For the second time in a week Centocor Inc. has halted alarge-scale Phase III trial of ReoPro based on positivefindings from an interim analysis of the anti-bloodclotting drug's ability to prevent adverse cardiac events inangioplasty patients.
The study stopped Wednesday, Centocor officials said,demonstrated ReoPro not only reduced death and heartattack rates in refractory unstable angina patients within30 days of angioplasty, but also prevented those cardiaccomplications 24 hours prior to the procedures.
The pre-angioplasty findings, officials said, indicateReoPro, an anti-platelet monoclonal antibody, worked instabilizing the patients, alleviating the need foremergency interventions.
The interim data from the European study, calledCAPTURE, showed ReoPro reduced by more than 50percent the rate of death and heart attacks prior to andfollowing angioplasty.
Officials at Centocor, of Malvern, Pa., said details of theplacebo-controlled trials, held at 75 European sites, willbe released next year at a scientific conference.
ReoPro's president and CEO, David Holveck, said theCAPTURE studies show ReoPro is an effectivepretreatment drug for seriously ill coronary patients.
"It's a major milestone," Holveck said. "It gives us anexpansion of how the drug can be used."
The trials, expected to enroll 1,400 patients, were haltedafter an interim analysis of the first 1,050. The decisionwas made by an independent Safety and EfficacyMonitoring Committee (SEMC), which said thepreliminary findings showed efficacy exceeding apredetermined stopping point.
The data also revealed bleeding rates, considered anadverse side effect of ReoPro, were essentially the samein both the treatment and placebo groups. It was thesecond Phase III trial in which the results counteredworries about bleeding.
The drug was approved by the FDA in December 1994for use with high risk angioplasty, but sales by marketingpartner Eli Lilly and Co., of Indianapolis, have beenslower than expected because of bleeding concerns andthe drug's high price, $1,350 per treatment.
Last week a 4,800-patient Phase III trial in the U.S. andEurope, called EPILOG, also was stopped early after apositive interim analysis revealed a 70 percent reductionin death and heart attack rates within 30 days ofangioplasty for patients receiving ReoPro. (See BioWorldToday, Dec. 18, 1995, p. 1.)
That data, analysts said, indicated a likely expansion ofReoPro's use for all angioplasty patients, who numbermore than 700,000 per year in the U.S. and Europe.

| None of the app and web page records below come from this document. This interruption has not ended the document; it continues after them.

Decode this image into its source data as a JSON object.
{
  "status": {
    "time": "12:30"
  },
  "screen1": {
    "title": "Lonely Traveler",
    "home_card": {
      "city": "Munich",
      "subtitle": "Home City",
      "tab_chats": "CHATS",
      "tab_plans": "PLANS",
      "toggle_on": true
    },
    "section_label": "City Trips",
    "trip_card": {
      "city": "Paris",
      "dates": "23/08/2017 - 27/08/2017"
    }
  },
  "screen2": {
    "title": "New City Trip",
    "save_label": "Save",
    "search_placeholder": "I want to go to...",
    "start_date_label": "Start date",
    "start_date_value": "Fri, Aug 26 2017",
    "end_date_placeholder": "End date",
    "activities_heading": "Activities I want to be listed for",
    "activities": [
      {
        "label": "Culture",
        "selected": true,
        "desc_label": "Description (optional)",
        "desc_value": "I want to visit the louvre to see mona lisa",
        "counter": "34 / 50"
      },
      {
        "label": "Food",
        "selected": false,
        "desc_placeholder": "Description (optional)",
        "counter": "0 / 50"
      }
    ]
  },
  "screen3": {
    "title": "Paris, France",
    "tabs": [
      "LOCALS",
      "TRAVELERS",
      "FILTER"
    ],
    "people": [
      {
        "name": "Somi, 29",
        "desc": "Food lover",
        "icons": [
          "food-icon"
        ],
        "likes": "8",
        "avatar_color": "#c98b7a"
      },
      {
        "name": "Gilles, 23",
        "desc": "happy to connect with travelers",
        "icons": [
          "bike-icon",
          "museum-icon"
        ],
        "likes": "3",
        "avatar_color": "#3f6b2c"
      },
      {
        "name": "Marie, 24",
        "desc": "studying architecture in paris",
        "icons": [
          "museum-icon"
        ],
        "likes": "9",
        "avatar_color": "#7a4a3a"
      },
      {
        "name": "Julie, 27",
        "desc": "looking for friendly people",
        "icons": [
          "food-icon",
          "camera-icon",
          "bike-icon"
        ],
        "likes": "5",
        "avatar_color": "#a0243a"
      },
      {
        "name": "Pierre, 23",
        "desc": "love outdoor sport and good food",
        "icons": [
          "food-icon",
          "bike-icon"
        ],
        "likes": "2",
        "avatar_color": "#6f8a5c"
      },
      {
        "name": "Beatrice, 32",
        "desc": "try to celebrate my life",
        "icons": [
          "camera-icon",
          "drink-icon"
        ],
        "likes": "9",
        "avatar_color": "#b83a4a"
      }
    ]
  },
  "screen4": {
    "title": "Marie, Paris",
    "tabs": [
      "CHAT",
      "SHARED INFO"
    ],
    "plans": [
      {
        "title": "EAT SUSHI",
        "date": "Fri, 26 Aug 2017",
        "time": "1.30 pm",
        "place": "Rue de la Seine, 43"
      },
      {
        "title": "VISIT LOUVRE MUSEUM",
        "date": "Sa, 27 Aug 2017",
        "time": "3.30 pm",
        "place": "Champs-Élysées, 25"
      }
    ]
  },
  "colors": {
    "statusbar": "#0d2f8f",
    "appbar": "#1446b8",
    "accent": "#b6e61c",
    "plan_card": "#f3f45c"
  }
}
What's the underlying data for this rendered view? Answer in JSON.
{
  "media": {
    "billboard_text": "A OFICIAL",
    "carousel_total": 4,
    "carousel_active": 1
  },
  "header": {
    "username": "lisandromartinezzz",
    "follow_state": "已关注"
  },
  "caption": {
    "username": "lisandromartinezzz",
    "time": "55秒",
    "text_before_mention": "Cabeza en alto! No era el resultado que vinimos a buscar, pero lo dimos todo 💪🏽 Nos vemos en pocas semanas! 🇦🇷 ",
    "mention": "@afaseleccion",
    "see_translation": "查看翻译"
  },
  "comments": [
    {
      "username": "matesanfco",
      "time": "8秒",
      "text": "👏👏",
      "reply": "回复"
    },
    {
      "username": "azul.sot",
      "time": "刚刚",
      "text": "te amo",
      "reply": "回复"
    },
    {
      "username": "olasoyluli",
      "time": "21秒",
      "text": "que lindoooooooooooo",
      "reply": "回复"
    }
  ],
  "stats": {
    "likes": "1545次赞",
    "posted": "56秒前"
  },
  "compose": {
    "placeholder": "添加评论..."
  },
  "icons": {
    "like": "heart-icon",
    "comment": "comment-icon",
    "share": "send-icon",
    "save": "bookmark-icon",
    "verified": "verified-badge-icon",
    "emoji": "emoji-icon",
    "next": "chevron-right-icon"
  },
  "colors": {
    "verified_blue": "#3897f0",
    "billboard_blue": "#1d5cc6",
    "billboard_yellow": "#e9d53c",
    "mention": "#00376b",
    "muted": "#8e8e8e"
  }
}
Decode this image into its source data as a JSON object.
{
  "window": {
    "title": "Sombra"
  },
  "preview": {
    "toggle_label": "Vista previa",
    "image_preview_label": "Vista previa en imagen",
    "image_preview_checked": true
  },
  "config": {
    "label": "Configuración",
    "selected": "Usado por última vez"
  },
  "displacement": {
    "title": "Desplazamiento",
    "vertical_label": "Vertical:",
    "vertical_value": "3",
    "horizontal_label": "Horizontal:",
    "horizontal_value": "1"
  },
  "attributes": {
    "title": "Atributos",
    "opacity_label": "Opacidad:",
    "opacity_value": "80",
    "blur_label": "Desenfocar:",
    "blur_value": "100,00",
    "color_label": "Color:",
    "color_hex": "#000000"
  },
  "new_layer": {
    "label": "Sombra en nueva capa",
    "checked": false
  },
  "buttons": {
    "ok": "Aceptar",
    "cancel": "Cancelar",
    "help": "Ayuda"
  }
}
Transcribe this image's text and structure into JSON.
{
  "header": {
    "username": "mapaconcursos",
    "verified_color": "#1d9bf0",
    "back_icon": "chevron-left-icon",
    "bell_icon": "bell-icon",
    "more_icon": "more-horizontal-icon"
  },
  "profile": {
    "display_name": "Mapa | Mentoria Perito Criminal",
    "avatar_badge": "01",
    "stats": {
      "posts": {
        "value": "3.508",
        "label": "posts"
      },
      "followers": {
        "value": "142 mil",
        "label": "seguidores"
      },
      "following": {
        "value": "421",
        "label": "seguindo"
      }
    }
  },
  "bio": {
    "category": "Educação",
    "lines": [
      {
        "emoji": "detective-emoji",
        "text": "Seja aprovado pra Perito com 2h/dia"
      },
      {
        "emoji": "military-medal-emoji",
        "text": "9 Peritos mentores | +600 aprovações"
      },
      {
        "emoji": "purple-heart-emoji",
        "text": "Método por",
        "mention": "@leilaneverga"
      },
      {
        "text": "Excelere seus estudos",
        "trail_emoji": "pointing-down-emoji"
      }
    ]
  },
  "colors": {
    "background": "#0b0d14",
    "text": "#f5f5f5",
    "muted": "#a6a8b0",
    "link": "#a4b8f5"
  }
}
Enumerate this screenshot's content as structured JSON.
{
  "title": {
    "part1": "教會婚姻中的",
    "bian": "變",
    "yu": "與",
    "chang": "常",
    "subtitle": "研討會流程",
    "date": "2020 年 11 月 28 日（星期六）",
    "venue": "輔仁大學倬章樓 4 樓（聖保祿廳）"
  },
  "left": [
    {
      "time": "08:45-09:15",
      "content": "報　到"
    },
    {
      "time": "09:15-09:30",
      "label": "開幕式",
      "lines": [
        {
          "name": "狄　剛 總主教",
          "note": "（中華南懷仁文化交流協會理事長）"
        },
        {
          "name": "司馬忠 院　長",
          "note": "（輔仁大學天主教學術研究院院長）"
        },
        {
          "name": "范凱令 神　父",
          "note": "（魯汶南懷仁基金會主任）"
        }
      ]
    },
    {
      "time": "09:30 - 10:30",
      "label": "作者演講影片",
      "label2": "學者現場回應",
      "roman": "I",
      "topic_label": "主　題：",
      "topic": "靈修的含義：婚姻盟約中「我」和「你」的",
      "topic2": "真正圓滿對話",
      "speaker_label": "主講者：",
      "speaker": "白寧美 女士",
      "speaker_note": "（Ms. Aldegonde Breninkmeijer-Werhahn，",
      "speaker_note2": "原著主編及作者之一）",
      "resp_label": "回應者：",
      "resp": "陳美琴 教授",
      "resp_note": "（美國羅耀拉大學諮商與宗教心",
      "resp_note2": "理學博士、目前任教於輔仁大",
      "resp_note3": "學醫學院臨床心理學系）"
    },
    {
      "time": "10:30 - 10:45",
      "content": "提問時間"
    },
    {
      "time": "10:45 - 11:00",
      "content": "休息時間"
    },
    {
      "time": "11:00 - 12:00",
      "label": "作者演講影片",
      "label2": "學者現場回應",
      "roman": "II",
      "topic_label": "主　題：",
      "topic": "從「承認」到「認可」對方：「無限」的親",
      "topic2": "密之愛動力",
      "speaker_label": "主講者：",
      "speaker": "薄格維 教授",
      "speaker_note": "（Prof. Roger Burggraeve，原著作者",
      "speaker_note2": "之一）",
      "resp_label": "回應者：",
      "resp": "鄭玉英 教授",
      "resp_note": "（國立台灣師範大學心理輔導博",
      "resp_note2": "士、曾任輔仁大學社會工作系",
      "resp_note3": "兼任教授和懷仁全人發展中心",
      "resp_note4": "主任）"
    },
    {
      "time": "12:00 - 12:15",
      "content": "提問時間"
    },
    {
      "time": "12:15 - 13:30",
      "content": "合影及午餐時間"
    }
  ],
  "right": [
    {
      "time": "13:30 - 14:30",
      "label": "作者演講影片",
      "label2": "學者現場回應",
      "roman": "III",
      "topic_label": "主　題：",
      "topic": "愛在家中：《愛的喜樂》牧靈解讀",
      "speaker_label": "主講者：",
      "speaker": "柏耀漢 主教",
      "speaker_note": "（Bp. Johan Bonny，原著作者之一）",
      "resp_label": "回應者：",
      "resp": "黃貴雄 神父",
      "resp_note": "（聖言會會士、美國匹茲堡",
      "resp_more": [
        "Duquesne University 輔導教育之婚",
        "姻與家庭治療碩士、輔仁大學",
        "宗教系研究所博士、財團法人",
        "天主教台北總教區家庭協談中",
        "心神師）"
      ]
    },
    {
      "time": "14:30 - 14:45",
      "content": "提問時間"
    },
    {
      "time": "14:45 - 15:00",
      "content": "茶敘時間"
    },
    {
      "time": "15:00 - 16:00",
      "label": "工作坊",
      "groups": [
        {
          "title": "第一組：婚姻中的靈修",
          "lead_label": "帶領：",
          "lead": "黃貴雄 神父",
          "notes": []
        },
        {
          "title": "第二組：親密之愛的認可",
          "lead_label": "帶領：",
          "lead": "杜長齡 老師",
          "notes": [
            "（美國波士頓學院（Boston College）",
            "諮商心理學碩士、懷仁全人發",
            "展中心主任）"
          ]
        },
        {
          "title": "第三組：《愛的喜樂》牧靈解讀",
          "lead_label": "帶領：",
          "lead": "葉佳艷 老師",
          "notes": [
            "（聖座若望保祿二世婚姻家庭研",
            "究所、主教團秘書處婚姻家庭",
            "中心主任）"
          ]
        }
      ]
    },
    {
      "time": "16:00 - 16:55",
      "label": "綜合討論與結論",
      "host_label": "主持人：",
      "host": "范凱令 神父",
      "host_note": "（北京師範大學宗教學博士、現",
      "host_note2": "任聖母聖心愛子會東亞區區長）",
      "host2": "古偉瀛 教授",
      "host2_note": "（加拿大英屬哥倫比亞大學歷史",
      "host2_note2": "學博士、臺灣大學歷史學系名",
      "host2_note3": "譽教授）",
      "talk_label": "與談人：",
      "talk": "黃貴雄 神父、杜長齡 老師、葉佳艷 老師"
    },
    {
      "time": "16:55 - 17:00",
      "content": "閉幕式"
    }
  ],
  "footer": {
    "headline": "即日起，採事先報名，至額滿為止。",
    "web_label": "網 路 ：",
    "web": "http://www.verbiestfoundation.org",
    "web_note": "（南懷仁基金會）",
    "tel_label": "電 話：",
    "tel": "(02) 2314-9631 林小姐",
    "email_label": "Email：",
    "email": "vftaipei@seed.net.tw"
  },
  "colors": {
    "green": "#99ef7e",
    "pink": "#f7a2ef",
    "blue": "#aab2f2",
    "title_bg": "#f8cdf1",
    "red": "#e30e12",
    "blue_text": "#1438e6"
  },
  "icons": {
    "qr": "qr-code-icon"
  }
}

Thedrug's current label limits use to patients at high risk ofartery reclosure. Those patients account for about 10percent to 30 percent of the total.
Release of the positive EPILOG interim findings Dec. 14,1995, sent Centocor's stock (NASDAQ:CNTO) soaringthe next day 68 percent to $24.
Trading in Centocor was halted Wednesday afternoon inresponse to news about the CAPTURE trial. The stockwas at $25.
In the EPILOG studies patients were divided into threegroups; those receiving a placebo with heparin and therest who were given ReoPro with either low-dose orstandard-dose heparin. Patients received a dose of ReoProduring the angioplasty and a 12-hour infusion followingthe procedure.
EPILOG stands for evaluation in PTCA (percutaneoustransluminal catheter angioplasty) to improve long-termoutcome with ReoPro GP IIb/IIIa blockade. ReoProtargets the IIb/IIIa receptor to inhibit platelet aggregation.
Unstable angina patients in the CAPTURE study weredivided into two groups, one receiving a placebo with theconventional therapy (heparin, aspirin and nitroglycerin)and the other getting ReoPro in combination with thestandard drugs. Patients received treatment with ReoPro24 hours preceding the angioplasty and for one hourfollowing it.
CAPTURE refers to chimeric anti-platelet monoclonalantibody therapy in unstable angina refractory to standardtreatment. n
-- Charles Craig
(c) 1997 American Health Consultants. All rights reserved.